Designed for Life

This past semester was one of the busiest periods of school I have ever experienced. I was serving in leadership at my school, working as a freelance editor, and babysitting about twelve hours a week. I also started the semester taking fifteen hours worth of credit. While I truly loved all of the different things I was doing, I soon realized that the combination of everything was physically and mentally taxing. I realized that it would be best to lighten my load, so I dropped my business class to ease my workload. I had a little more time in between school and work to recoup, and I had more time in the evening for sleep. However, time management became key as I began to juggle school, work, church involvement, and studying. 

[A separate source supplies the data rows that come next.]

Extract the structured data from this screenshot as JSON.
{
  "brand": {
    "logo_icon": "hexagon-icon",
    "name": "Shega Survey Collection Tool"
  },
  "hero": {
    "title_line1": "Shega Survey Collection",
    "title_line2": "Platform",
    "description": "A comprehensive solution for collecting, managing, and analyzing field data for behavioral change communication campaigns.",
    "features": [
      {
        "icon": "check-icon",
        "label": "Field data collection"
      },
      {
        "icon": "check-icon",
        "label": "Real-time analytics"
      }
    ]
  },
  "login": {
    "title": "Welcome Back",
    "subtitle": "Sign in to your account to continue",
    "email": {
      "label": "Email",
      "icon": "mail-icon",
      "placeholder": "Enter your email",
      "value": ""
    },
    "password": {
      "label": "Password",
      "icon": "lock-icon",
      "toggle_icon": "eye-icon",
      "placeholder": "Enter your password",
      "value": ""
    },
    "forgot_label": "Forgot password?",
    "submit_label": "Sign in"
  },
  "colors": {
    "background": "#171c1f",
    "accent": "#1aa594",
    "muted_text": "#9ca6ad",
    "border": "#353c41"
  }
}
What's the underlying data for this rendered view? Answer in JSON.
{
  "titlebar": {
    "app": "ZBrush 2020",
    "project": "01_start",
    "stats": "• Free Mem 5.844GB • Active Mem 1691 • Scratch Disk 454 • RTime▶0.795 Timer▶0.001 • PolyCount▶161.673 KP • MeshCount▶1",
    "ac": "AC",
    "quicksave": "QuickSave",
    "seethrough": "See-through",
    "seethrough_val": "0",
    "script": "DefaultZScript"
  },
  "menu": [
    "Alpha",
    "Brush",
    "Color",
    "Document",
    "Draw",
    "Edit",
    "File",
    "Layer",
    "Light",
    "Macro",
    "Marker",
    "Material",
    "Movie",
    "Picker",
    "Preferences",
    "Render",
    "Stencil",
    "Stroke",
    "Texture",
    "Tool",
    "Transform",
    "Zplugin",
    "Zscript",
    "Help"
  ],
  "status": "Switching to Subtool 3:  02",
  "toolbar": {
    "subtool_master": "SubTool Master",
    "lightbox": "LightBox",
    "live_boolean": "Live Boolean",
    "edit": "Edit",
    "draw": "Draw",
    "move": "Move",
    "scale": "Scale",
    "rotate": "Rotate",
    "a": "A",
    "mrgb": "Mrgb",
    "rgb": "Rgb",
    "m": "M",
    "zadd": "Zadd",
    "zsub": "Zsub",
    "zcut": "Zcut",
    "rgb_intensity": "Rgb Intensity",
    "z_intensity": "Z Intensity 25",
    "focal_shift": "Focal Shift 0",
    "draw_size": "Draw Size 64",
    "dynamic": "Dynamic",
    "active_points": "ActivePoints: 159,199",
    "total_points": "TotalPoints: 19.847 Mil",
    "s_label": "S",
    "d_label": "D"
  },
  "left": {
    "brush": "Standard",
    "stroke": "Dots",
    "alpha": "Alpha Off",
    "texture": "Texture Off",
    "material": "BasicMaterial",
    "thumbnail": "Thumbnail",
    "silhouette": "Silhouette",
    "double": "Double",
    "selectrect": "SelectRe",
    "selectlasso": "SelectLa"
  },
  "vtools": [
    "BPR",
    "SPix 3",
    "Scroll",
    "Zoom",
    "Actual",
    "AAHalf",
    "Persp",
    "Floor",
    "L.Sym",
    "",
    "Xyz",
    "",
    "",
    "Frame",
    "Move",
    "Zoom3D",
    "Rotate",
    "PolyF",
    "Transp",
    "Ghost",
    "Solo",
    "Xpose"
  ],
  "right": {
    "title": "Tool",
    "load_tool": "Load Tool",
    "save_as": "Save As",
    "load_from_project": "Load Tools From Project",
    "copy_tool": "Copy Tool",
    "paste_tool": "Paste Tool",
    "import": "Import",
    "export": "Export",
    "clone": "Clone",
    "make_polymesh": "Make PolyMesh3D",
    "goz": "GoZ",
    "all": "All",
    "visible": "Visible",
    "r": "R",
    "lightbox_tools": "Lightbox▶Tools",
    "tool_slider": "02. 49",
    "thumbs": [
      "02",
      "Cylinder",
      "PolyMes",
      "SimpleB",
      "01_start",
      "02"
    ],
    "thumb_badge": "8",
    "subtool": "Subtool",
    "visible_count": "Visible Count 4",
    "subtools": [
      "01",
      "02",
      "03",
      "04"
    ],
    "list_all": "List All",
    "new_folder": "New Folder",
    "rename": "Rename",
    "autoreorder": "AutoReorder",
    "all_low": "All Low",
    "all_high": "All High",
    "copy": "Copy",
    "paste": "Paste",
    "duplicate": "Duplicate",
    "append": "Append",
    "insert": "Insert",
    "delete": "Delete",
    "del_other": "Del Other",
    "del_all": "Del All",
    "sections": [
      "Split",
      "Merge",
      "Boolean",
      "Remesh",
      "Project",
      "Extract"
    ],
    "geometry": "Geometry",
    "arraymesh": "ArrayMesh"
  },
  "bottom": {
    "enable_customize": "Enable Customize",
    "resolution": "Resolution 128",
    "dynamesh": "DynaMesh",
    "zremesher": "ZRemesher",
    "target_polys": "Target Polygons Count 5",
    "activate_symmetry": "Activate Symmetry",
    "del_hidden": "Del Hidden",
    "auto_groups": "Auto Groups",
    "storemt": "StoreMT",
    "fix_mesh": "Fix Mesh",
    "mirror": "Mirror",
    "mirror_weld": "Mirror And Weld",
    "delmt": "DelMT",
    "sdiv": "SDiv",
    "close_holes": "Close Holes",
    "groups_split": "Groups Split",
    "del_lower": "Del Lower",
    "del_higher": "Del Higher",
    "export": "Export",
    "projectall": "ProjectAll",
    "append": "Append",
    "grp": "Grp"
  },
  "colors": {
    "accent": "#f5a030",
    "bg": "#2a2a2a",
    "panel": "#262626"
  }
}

I have always enjoyed having a busy schedule. I like knowing exactly what is expected of my time and knowing exactly what is expected of me during this time. This repetitive back to back schedule was fulfilling my love for the known and my desire to be able to accomplish the work that I needed to. So in trying to figure out how to juggle my busy schedule, it seemed natural to create a weekly routine. I could fill in the things that I needed to accomplish and schedule in the coffee dates that I wanted to have so that I could make sure I would have time to fit everything into my schedule. Google calendar became my best friend, and I had my week planned out every Monday.  

However, about halfway through the semester I sensed some monotony in my routine. While the things I longed to achieve were getting done and I was showing up to the places that I needed to, I wasn’t truly approaching these situations with a desire to serve the Lord, but rather from a place of routine. This could easily be seen in the papers I wrote, the articles I edited, my relationship with the family I babysat for, and the goals I longed to achieve in house leadership. They were becoming things I needed to accomplish and the quality of the work I was producing began to slip. It was as if I was walking through life in a trance, going through the motions of the day off of memory. 

Now I think it is here that some, myself included, might ask is this a bad thing? Here is what I know.  

God has created each and every one of us to be in relationship with Him, to be in relationship with others, and to share His glory in our day to day lives. It is through Him that we have a new life—a life and a mission that we didn’t have before Him and we cannot have without Him. Not only has He designed us this way, but He has also given us unique gifts and passions to use in our attempts to glorify him. 

In only facing the routine of the day, checking things off of the to do list, and producing subpar work, I wasn’t approaching the work that I was doing from the foundation of the Gospel—hence the lifelessness. God has created us in His image, and he has given us talents to reflect His image in the broken world around us. So, when we get stuck in a routine, and don’t use the skills and opportunities that He has given us, we aren’t fulfilling our purpose.  

It is only through Christ that you and I will be able to use the opportunities that make up our daily routine and give them a life and an excellence that they would otherwise not have. 

I challenge you to look at your daily routine. Where are you simply going through the motions? How are you using the skills and opportunities God has given you to share His life with humanity?

McKenna Morgan